Daniel Halbert moved here from Phoenix this year to invest his life savings in what he hoped was a golden opportunity: the medical-marijuana business.
But on Tuesday, the Los Angeles City Council told him to shut down his dispensary, part of a broad crackdown against a growing and unregulated marijuana industry. More than 600 dispensaries have taken advantage of a loophole in city regulations to open shop here in the past two years.
The unchecked growth has alarmed some city leaders.
“They were like a rash,” said City Councilman Ed Reyes, who is leading the effort to shut down many of the dispensaries. He said a colleague told him that at one dispensary near a high school, the student crowds outside made the pot store look “like an ice cream shop from the 1950s.”
The planning committee has begun hearings to close the loophole used by dispensaries to set up shop with scarcely any paperwork or permits.
At the committee’s first hearings last week, it told 28 dispensaries to close or face a fine. This week, it was Mr. Halbert’s turn.
California legalized marijuana consumption for medicinal use in 1996.
In 2003, the state established legal protections for medical-marijuana users who were issued a doctor’s prescription. The law also created more solid legal footing for the cooperatives that distribute marijuana for medical purposes.
Dispensaries, which had numbered just a handful until 2003, began to grow statewide. By 2007, Los Angeles had 183 dispensaries.
That same year, the city attorney’s office issued a moratorium intended to block new establishments until the City Council created regulations, such as a ban on operating near schools.
But the City Council never got around to setting any rules on the dispensaries. Meantime, word begin to spread that dispensary owners could open new outlets, despite the moratorium, by filing paperwork claiming a so-called hardship exemption.
Some applications cited the raids by federal authorities targeting marijuana dispensaries as hardships. In other hardship applications, owners simply claimed they weren’t aware they needed permits.
The hardship applications went unchallenged by the City Council, and the number of dispensaries soared to its current level of about 800. San Francisco, by comparison, has about 30 dispensaries.
Mr. Halbert joined the rush in March. He was running a dating service in Phoenix when a friend pointed out an ad on Craigslist from Marc Kent, a former attorney, offering to help people apply for the hardship exemption for a $3,500 fee. He said he has helped people open up more than 100 dispensaries.
“It was pretty much a turn-key operation,” said Mr. Kent.
Mr. Halbert made three trips to Los Angeles and toured several facilities that had opened under the hardship clause. “I did my due diligence,” he said.
He settled on a storefront on Venice Boulevard in West Los Angeles.
He registered the business as Best Buds, but later changed the outlet’s name to Rainforest Collective. He placed a clapboard sign out front and advertised his services with a flashing neon sign in the window.

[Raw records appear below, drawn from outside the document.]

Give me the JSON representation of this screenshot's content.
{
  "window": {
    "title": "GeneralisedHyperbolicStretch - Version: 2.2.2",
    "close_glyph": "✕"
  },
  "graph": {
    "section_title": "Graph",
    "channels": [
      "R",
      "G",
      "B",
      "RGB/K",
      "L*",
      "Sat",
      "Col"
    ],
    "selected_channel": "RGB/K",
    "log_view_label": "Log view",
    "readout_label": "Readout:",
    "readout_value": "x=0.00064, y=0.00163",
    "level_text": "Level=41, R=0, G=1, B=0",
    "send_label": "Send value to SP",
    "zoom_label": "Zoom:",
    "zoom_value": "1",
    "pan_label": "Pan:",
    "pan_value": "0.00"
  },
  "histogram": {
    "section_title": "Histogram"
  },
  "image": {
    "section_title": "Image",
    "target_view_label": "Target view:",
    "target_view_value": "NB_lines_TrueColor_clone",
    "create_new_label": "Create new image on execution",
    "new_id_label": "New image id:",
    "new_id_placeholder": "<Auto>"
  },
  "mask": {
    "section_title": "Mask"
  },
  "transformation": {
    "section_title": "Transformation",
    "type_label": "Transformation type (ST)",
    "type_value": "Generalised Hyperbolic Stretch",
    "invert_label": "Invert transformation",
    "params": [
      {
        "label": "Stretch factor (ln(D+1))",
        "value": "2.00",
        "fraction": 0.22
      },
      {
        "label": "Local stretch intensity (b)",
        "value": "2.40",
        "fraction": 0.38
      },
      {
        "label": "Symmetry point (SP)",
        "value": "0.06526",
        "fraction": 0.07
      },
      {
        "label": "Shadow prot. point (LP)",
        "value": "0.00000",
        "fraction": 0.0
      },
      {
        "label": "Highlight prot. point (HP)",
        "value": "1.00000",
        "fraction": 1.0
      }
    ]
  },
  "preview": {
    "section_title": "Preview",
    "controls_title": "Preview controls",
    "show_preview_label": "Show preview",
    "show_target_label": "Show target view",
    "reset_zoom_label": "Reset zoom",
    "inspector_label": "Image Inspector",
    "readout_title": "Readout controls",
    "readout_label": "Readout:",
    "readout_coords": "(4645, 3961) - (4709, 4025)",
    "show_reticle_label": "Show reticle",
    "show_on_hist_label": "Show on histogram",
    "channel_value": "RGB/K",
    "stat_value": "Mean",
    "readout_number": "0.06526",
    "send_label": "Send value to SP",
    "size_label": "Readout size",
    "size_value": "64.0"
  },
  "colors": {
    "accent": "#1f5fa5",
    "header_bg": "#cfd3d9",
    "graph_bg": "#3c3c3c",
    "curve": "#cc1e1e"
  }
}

He decorated his shop with rainforest-themed murals. Clients could select from an assortment of marijuana strains for smoking, as well as “edibles” — pretzels and cookies with the marijuana baked inside. Total investment: close to $100,000, he said.
Mr. Halbert encourages customers to consume their marijuana on the premises and lures them with such offers as movie nights. “We don’t want them to just come here and get their medicine,” he said. “We want them to come here and maybe make some friends, have some fellowship.”
He said he now has about 1,000 customers, but declined to discuss how much the shop makes. Mr. Halbert said he might try to fight the city order to close and planned to stay open as long as possible. In his hearing before the planning committee Tuesday, Mr. Halbert produced letters of support from residents and local businesses.
Other neighborhood activists, however, have campaigned to shut down the dispensaries.
Cindy Cleghorn, a member of a neighborhood council in a another part of the city, complained her area is overrun.
“It’s out of control,” she said. Ms. Cleghorn said the new dispensaries violate neighborhood-improvement guidelines and operate in storefronts that are zoned for other uses. “It’s not about the marijuana, it’s about the land-use issues,” says Ms. Cleghorn, who brought her complaints to the City Council.
But because so many dispensaries had opened up without resistance from the city, Mr. Halbert said, “Any business person would assume that the city’s fine” with them.
– Article from The Wall Street Journal on July 8, 2009.